And so, Antonio Margarito finds himself preparing for another opponent in another town well underneath the radar. On December 2nd on the Boardwalk in Atlantic City he faces the unheralded Joshua "The Hitter" Clottey fromGhana, Africa. It will be Margarito's eighth successful defense if he manages to comes out the winner. Not since Felix Trinidad left the wasteland that became the welterweights in 1999, has anybody defended a welterweight title belt more times than Margarito will have.

A blind man could see that Margarito is one of the best in the world, but for a variety of reasons, whether they be economic or political or just plain stupid he has never gotten the recognition he sorely deserves. In boxing, just because you may be the best fighter does not mean you will make the most money or receive the accolades of fickle network executives, fans and boxing writers. A variety of factors go into making a fighter a star and in the astrological world of boxing the planets have never quite been in the proper alignment for Margarito.

As a result, Antonio Margarito does what he does and he soldiers on. The last time he was in Atlantic City the viciousness of his punches nearly tore the ear off "Iron" Sebastian Lujan's head. After that, Margarito blew away highly regarded prospect and current IBF welterweight titlist Kermit "The Killer" Cintron in five brutal rounds in Las Vegas. After that fight it was thought that Margarito was on his way to the big fights, but then Floyd Mayweather turned down promoter Bob Arum's eight million dollars to face Margarito. Meanwhile, in his only other fight this year, Margarito felled Manuel "Shotgun" Gomez in only 74 seconds.

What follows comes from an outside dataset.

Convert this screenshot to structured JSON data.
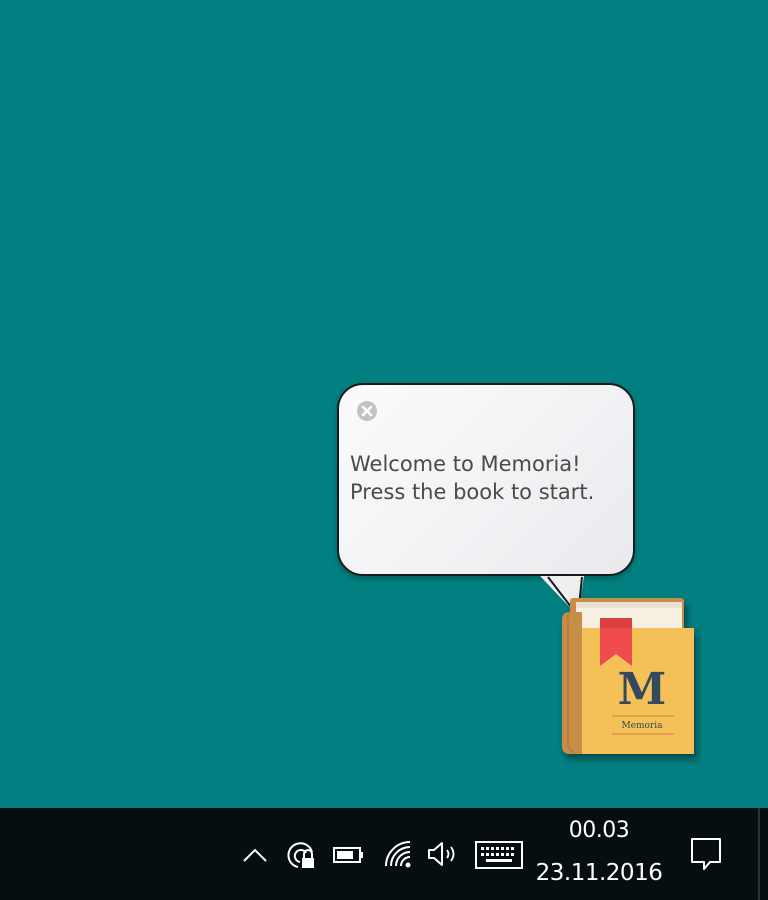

As he was preparing to face Clottey he sprained his ankle in training and it was feared the fight with Clottey would have to be postponed. Margarito was crestfallen that an opportunity to showcase himself might again be out the proverbial window. "When I twisted the ankle, my first reaction was, Oh, no! My fight is gone. But I stayed off it for three straight days. It was pretty swollen that first day, but after icing it for three days the swelling went way down. Now, you can hardly tell that I had hurt it all."

Bob Arum has done what he can to get Margarito where he needs to be and to sell him the public. Margarito's previous five fights have been broadcast on HBO, ESPN, and pay-per-view. The Clottey fight will be broadcast on Showtime so Margarito has the rare ability to say that he has appeared on both premium cable networks as well as ESPN and pay-per-view within the last few years.

The epitome of determination and perseverance, Margarito had this to say about facing Clottey, "I'm looking forward to defending my title on Showtime. Clottey is tough and comes right at you. I am giving him the opportunity of a lifetime so you know it is going to be a great fight - for as long as it lasts. My weight is perfect. I will be more than 100 percent ready to go. There is no way I will look past Clottey. It is frustrating when you cannot get the kinds of fights you want. But I am done worrying about it. The fights will come."

In a strange twist of fate that day in Las Vegas, Antonio Margarito and I were in the same airport terminal waiting for the same plane to take us home. Margarito spent his time quietly reading through a boxing magazine. I wondered what was going through his mind as he sat there with the rest of us. He was the only one in the room who was a boxing champion, but he was as anonymous as a name in a phone book. Nobody asked for his picture or even an autograph.

So do Antonio Margarito this one favor - meet him in Atlantic City because he's going to rumble out on the promenade.

November 2006

No comments: